(Beginning of Listed records)

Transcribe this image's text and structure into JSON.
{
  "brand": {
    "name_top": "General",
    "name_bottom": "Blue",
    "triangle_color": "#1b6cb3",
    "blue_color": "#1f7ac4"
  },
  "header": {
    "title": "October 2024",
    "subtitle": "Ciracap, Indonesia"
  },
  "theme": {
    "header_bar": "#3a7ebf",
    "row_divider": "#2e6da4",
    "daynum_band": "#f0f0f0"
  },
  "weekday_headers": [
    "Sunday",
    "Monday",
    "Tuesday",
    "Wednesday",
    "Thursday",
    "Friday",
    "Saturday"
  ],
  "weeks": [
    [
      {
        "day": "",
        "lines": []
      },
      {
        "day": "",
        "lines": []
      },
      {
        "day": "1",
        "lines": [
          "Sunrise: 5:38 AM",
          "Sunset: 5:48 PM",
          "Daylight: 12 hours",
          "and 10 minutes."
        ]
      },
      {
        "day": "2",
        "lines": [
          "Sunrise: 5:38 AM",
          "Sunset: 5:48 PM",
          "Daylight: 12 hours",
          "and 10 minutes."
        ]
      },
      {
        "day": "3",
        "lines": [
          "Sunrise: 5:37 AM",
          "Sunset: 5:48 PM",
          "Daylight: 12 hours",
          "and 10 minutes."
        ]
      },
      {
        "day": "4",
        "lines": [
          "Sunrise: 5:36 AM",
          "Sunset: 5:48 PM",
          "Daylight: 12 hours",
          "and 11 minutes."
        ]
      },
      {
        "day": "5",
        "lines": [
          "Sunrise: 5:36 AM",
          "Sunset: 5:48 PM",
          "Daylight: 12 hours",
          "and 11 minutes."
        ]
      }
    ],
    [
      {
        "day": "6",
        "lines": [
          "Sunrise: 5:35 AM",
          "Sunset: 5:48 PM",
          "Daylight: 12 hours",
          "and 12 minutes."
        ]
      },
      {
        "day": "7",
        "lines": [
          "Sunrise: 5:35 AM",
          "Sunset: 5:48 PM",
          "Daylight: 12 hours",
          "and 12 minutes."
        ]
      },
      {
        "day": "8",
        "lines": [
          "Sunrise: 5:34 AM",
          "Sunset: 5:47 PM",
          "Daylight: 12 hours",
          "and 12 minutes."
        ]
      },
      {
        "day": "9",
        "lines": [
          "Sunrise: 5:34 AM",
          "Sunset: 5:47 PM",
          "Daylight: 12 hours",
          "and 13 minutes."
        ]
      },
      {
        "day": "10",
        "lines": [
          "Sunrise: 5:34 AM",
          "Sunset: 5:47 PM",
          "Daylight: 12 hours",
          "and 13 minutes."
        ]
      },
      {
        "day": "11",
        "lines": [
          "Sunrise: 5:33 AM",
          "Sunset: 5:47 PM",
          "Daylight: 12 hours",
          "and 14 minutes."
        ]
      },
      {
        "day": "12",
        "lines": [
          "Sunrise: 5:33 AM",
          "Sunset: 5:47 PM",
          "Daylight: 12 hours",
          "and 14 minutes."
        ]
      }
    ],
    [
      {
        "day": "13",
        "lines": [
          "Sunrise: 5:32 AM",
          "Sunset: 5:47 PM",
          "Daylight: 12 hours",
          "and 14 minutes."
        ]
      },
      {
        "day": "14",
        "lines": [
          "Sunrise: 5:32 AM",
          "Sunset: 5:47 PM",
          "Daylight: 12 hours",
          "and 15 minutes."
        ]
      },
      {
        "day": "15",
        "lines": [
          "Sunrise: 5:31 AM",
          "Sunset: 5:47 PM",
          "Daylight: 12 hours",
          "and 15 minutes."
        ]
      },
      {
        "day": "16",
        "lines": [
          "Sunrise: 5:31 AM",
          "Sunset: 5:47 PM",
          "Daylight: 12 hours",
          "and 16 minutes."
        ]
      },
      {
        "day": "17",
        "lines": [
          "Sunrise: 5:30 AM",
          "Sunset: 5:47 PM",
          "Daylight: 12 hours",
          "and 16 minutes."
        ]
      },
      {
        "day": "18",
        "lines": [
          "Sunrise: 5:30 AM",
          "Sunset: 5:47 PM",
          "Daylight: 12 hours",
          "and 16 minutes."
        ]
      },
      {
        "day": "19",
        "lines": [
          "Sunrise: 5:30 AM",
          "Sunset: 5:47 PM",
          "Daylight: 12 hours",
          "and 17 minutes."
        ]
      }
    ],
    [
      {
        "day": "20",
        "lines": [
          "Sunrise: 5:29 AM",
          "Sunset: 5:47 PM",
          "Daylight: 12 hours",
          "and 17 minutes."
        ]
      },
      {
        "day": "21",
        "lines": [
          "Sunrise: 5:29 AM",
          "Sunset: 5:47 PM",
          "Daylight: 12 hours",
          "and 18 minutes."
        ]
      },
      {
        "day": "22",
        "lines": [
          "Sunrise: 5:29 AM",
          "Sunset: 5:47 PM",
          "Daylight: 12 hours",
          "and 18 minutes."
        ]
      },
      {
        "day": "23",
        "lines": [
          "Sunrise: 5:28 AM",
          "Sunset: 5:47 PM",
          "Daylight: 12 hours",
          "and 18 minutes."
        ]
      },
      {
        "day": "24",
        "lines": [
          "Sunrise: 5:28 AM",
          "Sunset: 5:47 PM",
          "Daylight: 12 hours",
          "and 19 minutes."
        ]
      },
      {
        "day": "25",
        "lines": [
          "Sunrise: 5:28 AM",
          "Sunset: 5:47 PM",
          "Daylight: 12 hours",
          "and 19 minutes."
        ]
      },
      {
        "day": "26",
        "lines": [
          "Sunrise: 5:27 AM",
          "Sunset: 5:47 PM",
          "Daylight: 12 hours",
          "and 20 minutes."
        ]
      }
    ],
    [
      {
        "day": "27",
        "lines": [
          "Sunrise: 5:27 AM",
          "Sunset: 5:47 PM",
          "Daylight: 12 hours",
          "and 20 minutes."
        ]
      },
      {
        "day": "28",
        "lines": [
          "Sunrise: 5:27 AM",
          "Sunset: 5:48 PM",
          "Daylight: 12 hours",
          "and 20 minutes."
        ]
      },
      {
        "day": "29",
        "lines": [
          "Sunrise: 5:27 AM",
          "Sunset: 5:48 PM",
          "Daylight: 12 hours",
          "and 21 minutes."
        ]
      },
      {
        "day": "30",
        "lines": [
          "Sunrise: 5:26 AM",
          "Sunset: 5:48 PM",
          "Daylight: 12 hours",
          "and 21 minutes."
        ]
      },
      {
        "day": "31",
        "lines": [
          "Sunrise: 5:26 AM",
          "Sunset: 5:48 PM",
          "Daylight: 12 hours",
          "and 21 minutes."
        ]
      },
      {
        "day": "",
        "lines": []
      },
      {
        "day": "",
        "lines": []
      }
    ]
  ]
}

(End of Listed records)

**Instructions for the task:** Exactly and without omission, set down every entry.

**Reply to the task:**
Transcribe this image's text and structure into JSON.
{
  "brand": {
    "name_top": "General",
    "name_bottom": "Blue",
    "triangle_color": "#1b6cb3",
    "blue_color": "#1f7ac4"
  },
  "header": {
    "title": "October 2024",
    "subtitle": "Ciracap, Indonesia"
  },
  "theme": {
    "header_bar": "#3a7ebf",
    "row_divider": "#2e6da4",
    "daynum_band": "#f0f0f0"
  },
  "weekday_headers": [
    "Sunday",
    "Monday",
    "Tuesday",
    "Wednesday",
    "Thursday",
    "Friday",
    "Saturday"
  ],
  "weeks": [
    [
      {
        "day": "",
        "lines": []
      },
      {
        "day": "",
        "lines": []
      },
      {
        "day": "1",
        "lines": [
          "Sunrise: 5:38 AM",
          "Sunset: 5:48 PM",
          "Daylight: 12 hours",
          "and 10 minutes."
        ]
      },
      {
        "day": "2",
        "lines": [
          "Sunrise: 5:38 AM",
          "Sunset: 5:48 PM",
          "Daylight: 12 hours",
          "and 10 minutes."
        ]
      },
      {
        "day": "3",
        "lines": [
          "Sunrise: 5:37 AM",
          "Sunset: 5:48 PM",
          "Daylight: 12 hours",
          "and 10 minutes."
        ]
      },
      {
        "day": "4",
        "lines": [
          "Sunrise: 5:36 AM",
          "Sunset: 5:48 PM",
          "Daylight: 12 hours",
          "and 11 minutes."
        ]
      },
      {
        "day": "5",
        "lines": [
          "Sunrise: 5:36 AM",
          "Sunset: 5:48 PM",
          "Daylight: 12 hours",
          "and 11 minutes."
        ]
      }
    ],
    [
      {
        "day": "6",
        "lines": [
          "Sunrise: 5:35 AM",
          "Sunset: 5:48 PM",
          "Daylight: 12 hours",
          "and 12 minutes."
        ]
      },
      {
        "day": "7",
        "lines": [
          "Sunrise: 5:35 AM",
          "Sunset: 5:48 PM",
          "Daylight: 12 hours",
          "and 12 minutes."
        ]
      },
      {
        "day": "8",
        "lines": [
          "Sunrise: 5:34 AM",
          "Sunset: 5:47 PM",
          "Daylight: 12 hours",
          "and 12 minutes."
        ]
      },
      {
        "day": "9",
        "lines": [
          "Sunrise: 5:34 AM",
          "Sunset: 5:47 PM",
          "Daylight: 12 hours",
          "and 13 minutes."
        ]
      },
      {
        "day": "10",
        "lines": [
          "Sunrise: 5:34 AM",
          "Sunset: 5:47 PM",
          "Daylight: 12 hours",
          "and 13 minutes."
        ]
      },
      {
        "day": "11",
        "lines": [
          "Sunrise: 5:33 AM",
          "Sunset: 5:47 PM",
          "Daylight: 12 hours",
          "and 14 minutes."
        ]
      },
      {
        "day": "12",
        "lines": [
          "Sunrise: 5:33 AM",
          "Sunset: 5:47 PM",
          "Daylight: 12 hours",
          "and 14 minutes."
        ]
      }
    ],
    [
      {
        "day": "13",
        "lines": [
          "Sunrise: 5:32 AM",
          "Sunset: 5:47 PM",
          "Daylight: 12 hours",
          "and 14 minutes."
        ]
      },
      {
        "day": "14",
        "lines": [
          "Sunrise: 5:32 AM",
          "Sunset: 5:47 PM",
          "Daylight: 12 hours",
          "and 15 minutes."
        ]
      },
      {
        "day": "15",
        "lines": [
          "Sunrise: 5:31 AM",
          "Sunset: 5:47 PM",
          "Daylight: 12 hours",
          "and 15 minutes."
        ]
      },
      {
        "day": "16",
        "lines": [
          "Sunrise: 5:31 AM",
          "Sunset: 5:47 PM",
          "Daylight: 12 hours",
          "and 16 minutes."
        ]
      },
      {
        "day": "17",
        "lines": [
          "Sunrise: 5:30 AM",
          "Sunset: 5:47 PM",
          "Daylight: 12 hours",
          "and 16 minutes."
        ]
      },
      {
        "day": "18",
        "lines": [
          "Sunrise: 5:30 AM",
          "Sunset: 5:47 PM",
          "Daylight: 12 hours",
          "and 16 minutes."
        ]
      },
      {
        "day": "19",
        "lines": [
          "Sunrise: 5:30 AM",
          "Sunset: 5:47 PM",
          "Daylight: 12 hours",
          "and 17 minutes."
        ]
      }
    ],
    [
      {
        "day": "20",
        "lines": [
          "Sunrise: 5:29 AM",
          "Sunset: 5:47 PM",
          "Daylight: 12 hours",
          "and 17 minutes."
        ]
      },
      {
        "day": "21",
        "lines": [
          "Sunrise: 5:29 AM",
          "Sunset: 5:47 PM",
          "Daylight: 12 hours",
          "and 18 minutes."
        ]
      },
      {
        "day": "22",
        "lines": [
          "Sunrise: 5:29 AM",
          "Sunset: 5:47 PM",
          "Daylight: 12 hours",
          "and 18 minutes."
        ]
      },
      {
        "day": "23",
        "lines": [
          "Sunrise: 5:28 AM",
          "Sunset: 5:47 PM",
          "Daylight: 12 hours",
          "and 18 minutes."
        ]
      },
      {
        "day": "24",
        "lines": [
          "Sunrise: 5:28 AM",
          "Sunset: 5:47 PM",
          "Daylight: 12 hours",
          "and 19 minutes."
        ]
      },
      {
        "day": "25",
        "lines": [
          "Sunrise: 5:28 AM",
          "Sunset: 5:47 PM",
          "Daylight: 12 hours",
          "and 19 minutes."
        ]
      },
      {
        "day": "26",
        "lines": [
          "Sunrise: 5:27 AM",
          "Sunset: 5:47 PM",
          "Daylight: 12 hours",
          "and 20 minutes."
        ]
      }
    ],
    [
      {
        "day": "27",
        "lines": [
          "Sunrise: 5:27 AM",
          "Sunset: 5:47 PM",
          "Daylight: 12 hours",
          "and 20 minutes."
        ]
      },
      {
        "day": "28",
        "lines": [
          "Sunrise: 5:27 AM",
          "Sunset: 5:48 PM",
          "Daylight: 12 hours",
          "and 20 minutes."
        ]
      },
      {
        "day": "29",
        "lines": [
          "Sunrise: 5:27 AM",
          "Sunset: 5:48 PM",
          "Daylight: 12 hours",
          "and 21 minutes."
        ]
      },
      {
        "day": "30",
        "lines": [
          "Sunrise: 5:26 AM",
          "Sunset: 5:48 PM",
          "Daylight: 12 hours",
          "and 21 minutes."
        ]
      },
      {
        "day": "31",
        "lines": [
          "Sunrise: 5:26 AM",
          "Sunset: 5:48 PM",
          "Daylight: 12 hours",
          "and 21 minutes."
        ]
      },
      {
        "day": "",
        "lines": []
      },
      {
        "day": "",
        "lines": []
      }
    ]
  ]
}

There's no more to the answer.